After spending three decades heading the Goldsmiths college secretariat and external relations office, and more recently concentrating on its alumni relations, Bus Boswell has joined another college within the University of London. She is head of alumni relations at Queen Mary and Westfield College. Her "other half", Dr Colin Boswell, is executive director of the European wing of Case, the Council for Advancement and Support of Education, an American organisation with extraordinary know-how in the fields of university development (a euphemism for fund-raising), public relations and alumni relations. Those three areas are now becoming - nay, have become - at least as important as the courses that universities teach. Vice-chancellors and principals who still balk at raising private funds and who fail to make use of their institutions' best friends, the former students (alumni), will face ever-growing financial problems. Teams like the Boswells are all too rare and should be prized.
The Rt Hon LSE:
On 15 May I asked universities to let me know if they could beat the University of Durham's "score" of 18 former staff/students now in the House of Commons. Well, I might have guessed. The London School of Economics was among the leaders with 31, including: Tony Banks, sports minister (postgraduate during that most militant of student years, 1968); Lady Blackstone, higher education minister (governor, 1989-97); Frank Dobson, Health Secretary (BSc Econ, 1962); Derek Fatchett, FCO minister (PhD, 1969); Michael Meacher, environment minister (DSA, 1963, lecturer, 1970); Joyce Quinn, Home Office minister (MSc, 1969), and Tony Worthington, Northern Ireland minister (BA, 1962).

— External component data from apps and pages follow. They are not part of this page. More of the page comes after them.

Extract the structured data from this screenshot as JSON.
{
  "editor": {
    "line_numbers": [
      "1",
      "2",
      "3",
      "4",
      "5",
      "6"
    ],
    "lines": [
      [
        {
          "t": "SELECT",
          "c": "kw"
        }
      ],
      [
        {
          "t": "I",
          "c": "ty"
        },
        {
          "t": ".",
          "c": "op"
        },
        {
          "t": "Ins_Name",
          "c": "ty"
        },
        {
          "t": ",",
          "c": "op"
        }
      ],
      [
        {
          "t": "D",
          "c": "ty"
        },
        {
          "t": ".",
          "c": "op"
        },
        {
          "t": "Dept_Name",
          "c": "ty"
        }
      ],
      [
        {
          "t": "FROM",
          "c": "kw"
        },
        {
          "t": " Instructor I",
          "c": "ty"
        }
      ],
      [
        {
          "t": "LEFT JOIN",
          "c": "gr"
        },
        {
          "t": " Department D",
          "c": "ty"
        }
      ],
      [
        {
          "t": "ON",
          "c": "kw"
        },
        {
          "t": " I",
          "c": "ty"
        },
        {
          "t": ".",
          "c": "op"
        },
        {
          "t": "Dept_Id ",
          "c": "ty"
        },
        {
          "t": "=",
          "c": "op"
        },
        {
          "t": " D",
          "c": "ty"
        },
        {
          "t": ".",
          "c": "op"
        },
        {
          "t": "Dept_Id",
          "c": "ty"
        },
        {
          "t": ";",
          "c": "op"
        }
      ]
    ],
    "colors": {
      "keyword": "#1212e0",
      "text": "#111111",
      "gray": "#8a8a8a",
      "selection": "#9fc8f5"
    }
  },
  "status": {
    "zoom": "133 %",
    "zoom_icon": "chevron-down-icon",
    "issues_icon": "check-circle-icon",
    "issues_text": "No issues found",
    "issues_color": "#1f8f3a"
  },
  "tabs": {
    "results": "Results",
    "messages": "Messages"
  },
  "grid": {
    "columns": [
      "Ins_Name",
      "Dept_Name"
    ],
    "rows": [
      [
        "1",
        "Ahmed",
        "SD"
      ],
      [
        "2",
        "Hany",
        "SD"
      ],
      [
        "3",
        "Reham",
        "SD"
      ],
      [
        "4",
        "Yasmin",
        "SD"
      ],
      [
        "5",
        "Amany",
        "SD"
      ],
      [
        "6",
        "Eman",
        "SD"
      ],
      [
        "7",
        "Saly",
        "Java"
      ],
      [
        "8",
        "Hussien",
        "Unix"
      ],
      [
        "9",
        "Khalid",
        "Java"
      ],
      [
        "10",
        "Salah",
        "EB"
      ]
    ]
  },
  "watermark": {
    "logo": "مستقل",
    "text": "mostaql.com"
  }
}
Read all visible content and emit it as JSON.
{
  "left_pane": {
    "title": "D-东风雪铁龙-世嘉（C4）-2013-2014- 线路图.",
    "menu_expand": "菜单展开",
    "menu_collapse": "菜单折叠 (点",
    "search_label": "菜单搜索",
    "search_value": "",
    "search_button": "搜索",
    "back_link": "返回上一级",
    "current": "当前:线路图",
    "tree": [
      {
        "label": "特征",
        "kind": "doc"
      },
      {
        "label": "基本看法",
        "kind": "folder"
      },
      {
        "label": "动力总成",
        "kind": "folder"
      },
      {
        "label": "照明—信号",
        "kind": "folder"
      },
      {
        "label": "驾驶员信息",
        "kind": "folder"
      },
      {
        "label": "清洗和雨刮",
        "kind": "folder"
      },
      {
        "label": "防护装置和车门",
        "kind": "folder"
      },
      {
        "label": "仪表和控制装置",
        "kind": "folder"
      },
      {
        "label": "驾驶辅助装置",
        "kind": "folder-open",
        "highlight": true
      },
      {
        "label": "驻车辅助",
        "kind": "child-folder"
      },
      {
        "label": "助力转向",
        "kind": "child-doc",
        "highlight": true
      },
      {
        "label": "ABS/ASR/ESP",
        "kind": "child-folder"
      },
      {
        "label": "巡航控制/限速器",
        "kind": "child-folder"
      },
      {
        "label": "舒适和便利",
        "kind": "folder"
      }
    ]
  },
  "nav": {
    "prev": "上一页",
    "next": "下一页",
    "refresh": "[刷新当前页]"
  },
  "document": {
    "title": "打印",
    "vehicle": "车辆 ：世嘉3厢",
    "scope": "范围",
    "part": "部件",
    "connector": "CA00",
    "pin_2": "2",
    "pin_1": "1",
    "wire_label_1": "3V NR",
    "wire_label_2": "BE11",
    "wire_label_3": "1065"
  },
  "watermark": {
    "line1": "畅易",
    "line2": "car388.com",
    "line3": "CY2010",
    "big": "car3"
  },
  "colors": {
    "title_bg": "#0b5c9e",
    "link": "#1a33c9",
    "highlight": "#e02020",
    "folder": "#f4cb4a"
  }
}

Hats off to Dartington College of Arts for getting 23 points out of 24 from the Higher Education Funding Council (England) assessors for teaching quality across the spectrum, from theatre, music and visual performance to writing and arts management. Staff richly deserved their slurp of bubbly and it was with justifiable pride that the principal, Professor Kevin Thompson, disclosed the score - "in percentage terms, it gives us equal pegging with Cambridge" - to the college chairman, Sir Brian Bailey. Sir Brian contemplated the news for a moment, then remarked: "Where did we lose the point?"